EXERCISE OBJECTIVE: The entries that follow need to be reproduced exactly, minus any images.

SOURCE RECORDS:
────────────────

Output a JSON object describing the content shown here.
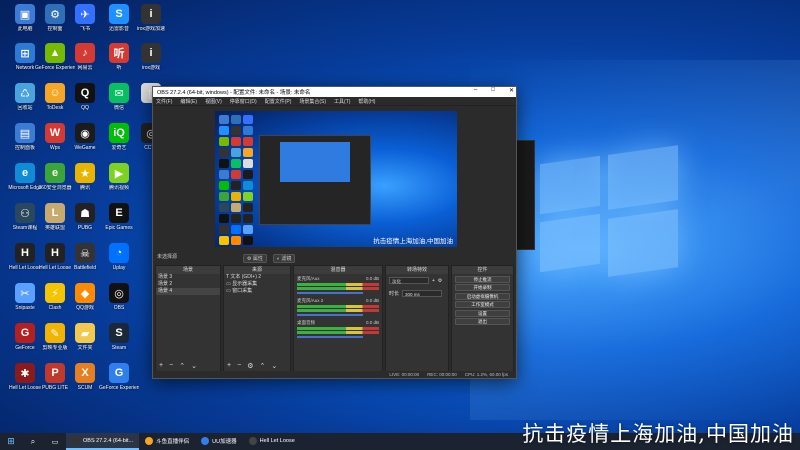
{
  "desktop_icons": [
    {
      "id": "r0c0",
      "label": "此电脑",
      "color": "#3b7bd4",
      "glyph": "▣"
    },
    {
      "id": "r0c1",
      "label": "控制面",
      "color": "#2e6fb7",
      "glyph": "⚙"
    },
    {
      "id": "r0c2",
      "label": "飞书",
      "color": "#3370ff",
      "glyph": "✈"
    },
    {
      "id": "r0c3",
      "label": "迅雷影音",
      "color": "#1e90ff",
      "glyph": "S"
    },
    {
      "id": "r0c4",
      "label": "irox游戏加速",
      "color": "#333333",
      "glyph": "i"
    },
    {
      "id": "r1c0",
      "label": "Network",
      "color": "#2c7ad6",
      "glyph": "⊞"
    },
    {
      "id": "r1c1",
      "label": "GeForce Experience",
      "color": "#76b900",
      "glyph": "▲"
    },
    {
      "id": "r1c2",
      "label": "网易云",
      "color": "#d33a31",
      "glyph": "♪"
    },
    {
      "id": "r1c3",
      "label": "听",
      "color": "#d33a31",
      "glyph": "听"
    },
    {
      "id": "r1c4",
      "label": "irox游戏",
      "color": "#333333",
      "glyph": "i"
    },
    {
      "id": "r2c0",
      "label": "回收站",
      "color": "#4aa3df",
      "glyph": "♺"
    },
    {
      "id": "r2c1",
      "label": "ToDesk",
      "color": "#f5a623",
      "glyph": "☺"
    },
    {
      "id": "r2c2",
      "label": "QQ",
      "color": "#111111",
      "glyph": "Q"
    },
    {
      "id": "r2c3",
      "label": "微信",
      "color": "#07c160",
      "glyph": "✉"
    },
    {
      "id": "r2c4",
      "label": "",
      "color": "#dddddd",
      "glyph": "▯"
    },
    {
      "id": "r3c0",
      "label": "控制面板",
      "color": "#3b7bd4",
      "glyph": "▤"
    },
    {
      "id": "r3c1",
      "label": "Wps",
      "color": "#d33a31",
      "glyph": "W"
    },
    {
      "id": "r3c2",
      "label": "WeGame",
      "color": "#1b1b1b",
      "glyph": "◉"
    },
    {
      "id": "r3c3",
      "label": "爱奇艺",
      "color": "#00be06",
      "glyph": "iQ"
    },
    {
      "id": "r3c4",
      "label": "CCTV",
      "color": "#222222",
      "glyph": "◎"
    },
    {
      "id": "r4c0",
      "label": "Microsoft Edge",
      "color": "#0f8bd8",
      "glyph": "e"
    },
    {
      "id": "r4c1",
      "label": "360安全浏览器",
      "color": "#3ca53a",
      "glyph": "e"
    },
    {
      "id": "r4c2",
      "label": "腾讯",
      "color": "#e8b400",
      "glyph": "★"
    },
    {
      "id": "r4c3",
      "label": "腾讯视频",
      "color": "#7ed321",
      "glyph": "▶"
    },
    {
      "id": "r5c0",
      "label": "Steam课程",
      "color": "#2a475e",
      "glyph": "⚇"
    },
    {
      "id": "r5c1",
      "label": "英雄联盟",
      "color": "#c8aa6e",
      "glyph": "L"
    },
    {
      "id": "r5c2",
      "label": "PUBG",
      "color": "#222222",
      "glyph": "☗"
    },
    {
      "id": "r5c3",
      "label": "Epic Games",
      "color": "#111111",
      "glyph": "E"
    },
    {
      "id": "r6c0",
      "label": "Hell Let Loose",
      "color": "#222222",
      "glyph": "H"
    },
    {
      "id": "r6c1",
      "label": "Hell Let Loose",
      "color": "#222222",
      "glyph": "H"
    },
    {
      "id": "r6c2",
      "label": "Battlefield",
      "color": "#333333",
      "glyph": "☠"
    },
    {
      "id": "r6c3",
      "label": "Uplay",
      "color": "#0070ff",
      "glyph": "◔"
    },
    {
      "id": "r7c0",
      "label": "Snipaste",
      "color": "#5aa0ff",
      "glyph": "✂"
    },
    {
      "id": "r7c1",
      "label": "Clash",
      "color": "#f5c400",
      "glyph": "⚡"
    },
    {
      "id": "r7c2",
      "label": "QQ游戏",
      "color": "#ff8a00",
      "glyph": "◆"
    },
    {
      "id": "r7c3",
      "label": "OBS",
      "color": "#111111",
      "glyph": "◎"
    },
    {
      "id": "r8c0",
      "label": "GeForce",
      "color": "#b32020",
      "glyph": "G"
    },
    {
      "id": "r8c1",
      "label": "剪映专业版",
      "color": "#f2b400",
      "glyph": "✎"
    },
    {
      "id": "r8c2",
      "label": "文件夹",
      "color": "#f2c94c",
      "glyph": "▰"
    },
    {
      "id": "r8c3",
      "label": "Steam",
      "color": "#1b2838",
      "glyph": "S"
    },
    {
      "id": "r9c0",
      "label": "Hell Let Loose",
      "color": "#8b1a1a",
      "glyph": "✱"
    },
    {
      "id": "r9c1",
      "label": "PUBG LITE",
      "color": "#c0392b",
      "glyph": "P"
    },
    {
      "id": "r9c2",
      "label": "SCUM",
      "color": "#e67e22",
      "glyph": "X"
    },
    {
      "id": "r9c3",
      "label": "GeForce Experience",
      "color": "#2f80ed",
      "glyph": "G"
    }
  ],
  "obs": {
    "title": "OBS 27.2.4 (64-bit, windows) - 配置文件: 未命名 - 场景: 未命名",
    "menu": [
      "文件(F)",
      "编辑(E)",
      "视图(V)",
      "停靠窗口(D)",
      "配置文件(P)",
      "场景集合(S)",
      "工具(T)",
      "帮助(H)"
    ],
    "preview_caption": "抗击疫情上海加油,中国加油",
    "scene_label": "未选择源",
    "preview_buttons": [
      "属性",
      "滤镜"
    ],
    "scenes_header": "场景",
    "scenes": [
      "场景 3",
      "场景 2",
      "场景 4"
    ],
    "sources_header": "来源",
    "sources": [
      "文本 (GDI+) 2",
      "显示器采集",
      "窗口采集"
    ],
    "mixer_header": "混音器",
    "mixer": [
      {
        "name": "麦克风/Aux",
        "db": "0.0 dB"
      },
      {
        "name": "麦克风/Aux 2",
        "db": "0.0 dB"
      },
      {
        "name": "桌面音频",
        "db": "0.0 dB"
      }
    ],
    "transitions_header": "转场特效",
    "transition_value": "淡化",
    "duration_label": "时长",
    "duration_value": "300 ms",
    "controls_header": "控件",
    "controls": [
      "停止推流",
      "开始录制",
      "启动虚拟摄像机",
      "工作室模式",
      "设置",
      "退出"
    ],
    "status": [
      "LIVE: 00:00:00",
      "REC: 00:00:00",
      "CPU: 1.2%, 60.00 fps"
    ]
  },
  "taskbar": {
    "items": [
      {
        "label": "OBS 27.2.4 (64-bit...",
        "color": "#333333",
        "active": true
      },
      {
        "label": "斗鱼直播伴侣",
        "color": "#f5a623",
        "active": false
      },
      {
        "label": "UU加速器",
        "color": "#2f80ed",
        "active": false
      },
      {
        "label": "Hell Let Loose",
        "color": "#444444",
        "active": false
      }
    ]
  },
  "watermark": "抗击疫情上海加油,中国加油"
}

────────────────

SOLUTION TO THIS PROBLEM:
Output a JSON object describing the content shown here.
{
  "desktop_icons": [
    {
      "id": "r0c0",
      "label": "此电脑",
      "color": "#3b7bd4",
      "glyph": "▣"
    },
    {
      "id": "r0c1",
      "label": "控制面",
      "color": "#2e6fb7",
      "glyph": "⚙"
    },
    {
      "id": "r0c2",
      "label": "飞书",
      "color": "#3370ff",
      "glyph": "✈"
    },
    {
      "id": "r0c3",
      "label": "迅雷影音",
      "color": "#1e90ff",
      "glyph": "S"
    },
    {
      "id": "r0c4",
      "label": "irox游戏加速",
      "color": "#333333",
      "glyph": "i"
    },
    {
      "id": "r1c0",
      "label": "Network",
      "color": "#2c7ad6",
      "glyph": "⊞"
    },
    {
      "id": "r1c1",
      "label": "GeForce Experience",
      "color": "#76b900",
      "glyph": "▲"
    },
    {
      "id": "r1c2",
      "label": "网易云",
      "color": "#d33a31",
      "glyph": "♪"
    },
    {
      "id": "r1c3",
      "label": "听",
      "color": "#d33a31",
      "glyph": "听"
    },
    {
      "id": "r1c4",
      "label": "irox游戏",
      "color": "#333333",
      "glyph": "i"
    },
    {
      "id": "r2c0",
      "label": "回收站",
      "color": "#4aa3df",
      "glyph": "♺"
    },
    {
      "id": "r2c1",
      "label": "ToDesk",
      "color": "#f5a623",
      "glyph": "☺"
    },
    {
      "id": "r2c2",
      "label": "QQ",
      "color": "#111111",
      "glyph": "Q"
    },
    {
      "id": "r2c3",
      "label": "微信",
      "color": "#07c160",
      "glyph": "✉"
    },
    {
      "id": "r2c4",
      "label": "",
      "color": "#dddddd",
      "glyph": "▯"
    },
    {
      "id": "r3c0",
      "label": "控制面板",
      "color": "#3b7bd4",
      "glyph": "▤"
    },
    {
      "id": "r3c1",
      "label": "Wps",
      "color": "#d33a31",
      "glyph": "W"
    },
    {
      "id": "r3c2",
      "label": "WeGame",
      "color": "#1b1b1b",
      "glyph": "◉"
    },
    {
      "id": "r3c3",
      "label": "爱奇艺",
      "color": "#00be06",
      "glyph": "iQ"
    },
    {
      "id": "r3c4",
      "label": "CCTV",
      "color": "#222222",
      "glyph": "◎"
    },
    {
      "id": "r4c0",
      "label": "Microsoft Edge",
      "color": "#0f8bd8",
      "glyph": "e"
    },
    {
      "id": "r4c1",
      "label": "360安全浏览器",
      "color": "#3ca53a",
      "glyph": "e"
    },
    {
      "id": "r4c2",
      "label": "腾讯",
      "color": "#e8b400",
      "glyph": "★"
    },
    {
      "id": "r4c3",
      "label": "腾讯视频",
      "color": "#7ed321",
      "glyph": "▶"
    },
    {
      "id": "r5c0",
      "label": "Steam课程",
      "color": "#2a475e",
      "glyph": "⚇"
    },
    {
      "id": "r5c1",
      "label": "英雄联盟",
      "color": "#c8aa6e",
      "glyph": "L"
    },
    {
      "id": "r5c2",
      "label": "PUBG",
      "color": "#222222",
      "glyph": "☗"
    },
    {
      "id": "r5c3",
      "label": "Epic Games",
      "color": "#111111",
      "glyph": "E"
    },
    {
      "id": "r6c0",
      "label": "Hell Let Loose",
      "color": "#222222",
      "glyph": "H"
    },
    {
      "id": "r6c1",
      "label": "Hell Let Loose",
      "color": "#222222",
      "glyph": "H"
    },
    {
      "id": "r6c2",
      "label": "Battlefield",
      "color": "#333333",
      "glyph": "☠"
    },
    {
      "id": "r6c3",
      "label": "Uplay",
      "color": "#0070ff",
      "glyph": "◔"
    },
    {
      "id": "r7c0",
      "label": "Snipaste",
      "color": "#5aa0ff",
      "glyph": "✂"
    },
    {
      "id": "r7c1",
      "label": "Clash",
      "color": "#f5c400",
      "glyph": "⚡"
    },
    {
      "id": "r7c2",
      "label": "QQ游戏",
      "color": "#ff8a00",
      "glyph": "◆"
    },
    {
      "id": "r7c3",
      "label": "OBS",
      "color": "#111111",
      "glyph": "◎"
    },
    {
      "id": "r8c0",
      "label": "GeForce",
      "color": "#b32020",
      "glyph": "G"
    },
    {
      "id": "r8c1",
      "label": "剪映专业版",
      "color": "#f2b400",
      "glyph": "✎"
    },
    {
      "id": "r8c2",
      "label": "文件夹",
      "color": "#f2c94c",
      "glyph": "▰"
    },
    {
      "id": "r8c3",
      "label": "Steam",
      "color": "#1b2838",
      "glyph": "S"
    },
    {
      "id": "r9c0",
      "label": "Hell Let Loose",
      "color": "#8b1a1a",
      "glyph": "✱"
    },
    {
      "id": "r9c1",
      "label": "PUBG LITE",
      "color": "#c0392b",
      "glyph": "P"
    },
    {
      "id": "r9c2",
      "label": "SCUM",
      "color": "#e67e22",
      "glyph": "X"
    },
    {
      "id": "r9c3",
      "label": "GeForce Experience",
      "color": "#2f80ed",
      "glyph": "G"
    }
  ],
  "obs": {
    "title": "OBS 27.2.4 (64-bit, windows) - 配置文件: 未命名 - 场景: 未命名",
    "menu": [
      "文件(F)",
      "编辑(E)",
      "视图(V)",
      "停靠窗口(D)",
      "配置文件(P)",
      "场景集合(S)",
      "工具(T)",
      "帮助(H)"
    ],
    "preview_caption": "抗击疫情上海加油,中国加油",
    "scene_label": "未选择源",
    "preview_buttons": [
      "属性",
      "滤镜"
    ],
    "scenes_header": "场景",
    "scenes": [
      "场景 3",
      "场景 2",
      "场景 4"
    ],
    "sources_header": "来源",
    "sources": [
      "文本 (GDI+) 2",
      "显示器采集",
      "窗口采集"
    ],
    "mixer_header": "混音器",
    "mixer": [
      {
        "name": "麦克风/Aux",
        "db": "0.0 dB"
      },
      {
        "name": "麦克风/Aux 2",
        "db": "0.0 dB"
      },
      {
        "name": "桌面音频",
        "db": "0.0 dB"
      }
    ],
    "transitions_header": "转场特效",
    "transition_value": "淡化",
    "duration_label": "时长",
    "duration_value": "300 ms",
    "controls_header": "控件",
    "controls": [
      "停止推流",
      "开始录制",
      "启动虚拟摄像机",
      "工作室模式",
      "设置",
      "退出"
    ],
    "status": [
      "LIVE: 00:00:00",
      "REC: 00:00:00",
      "CPU: 1.2%, 60.00 fps"
    ]
  },
  "taskbar": {
    "items": [
      {
        "label": "OBS 27.2.4 (64-bit...",
        "color": "#333333",
        "active": true
      },
      {
        "label": "斗鱼直播伴侣",
        "color": "#f5a623",
        "active": false
      },
      {
        "label": "UU加速器",
        "color": "#2f80ed",
        "active": false
      },
      {
        "label": "Hell Let Loose",
        "color": "#444444",
        "active": false
      }
    ]
  },
  "watermark": "抗击疫情上海加油,中国加油"
}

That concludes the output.